[Website and app data records]
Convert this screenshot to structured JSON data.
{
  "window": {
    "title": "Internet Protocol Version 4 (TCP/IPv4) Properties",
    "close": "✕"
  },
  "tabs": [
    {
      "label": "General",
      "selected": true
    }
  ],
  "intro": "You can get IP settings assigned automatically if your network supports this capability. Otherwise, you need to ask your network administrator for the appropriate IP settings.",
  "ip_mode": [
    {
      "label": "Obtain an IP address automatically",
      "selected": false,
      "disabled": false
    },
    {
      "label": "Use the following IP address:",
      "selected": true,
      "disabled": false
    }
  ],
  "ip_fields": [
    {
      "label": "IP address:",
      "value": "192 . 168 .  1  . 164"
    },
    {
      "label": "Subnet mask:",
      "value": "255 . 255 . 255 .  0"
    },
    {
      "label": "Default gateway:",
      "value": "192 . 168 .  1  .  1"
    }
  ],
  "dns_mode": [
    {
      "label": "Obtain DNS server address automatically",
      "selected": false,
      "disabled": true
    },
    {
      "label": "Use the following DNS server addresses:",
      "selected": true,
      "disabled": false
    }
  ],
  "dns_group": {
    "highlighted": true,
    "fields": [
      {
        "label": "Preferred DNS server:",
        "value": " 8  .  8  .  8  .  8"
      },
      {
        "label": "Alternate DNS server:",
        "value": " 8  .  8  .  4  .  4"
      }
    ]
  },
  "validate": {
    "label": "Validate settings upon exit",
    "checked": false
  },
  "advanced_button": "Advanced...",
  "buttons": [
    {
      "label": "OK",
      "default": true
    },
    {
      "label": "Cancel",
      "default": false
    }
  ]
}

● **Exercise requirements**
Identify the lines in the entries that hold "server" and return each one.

● **Written answer**
      "label": "Obtain DNS server address automatically",
      "label": "Use the following DNS server addresses:",
        "label": "Preferred DNS server:",
        "label": "Alternate DNS server:",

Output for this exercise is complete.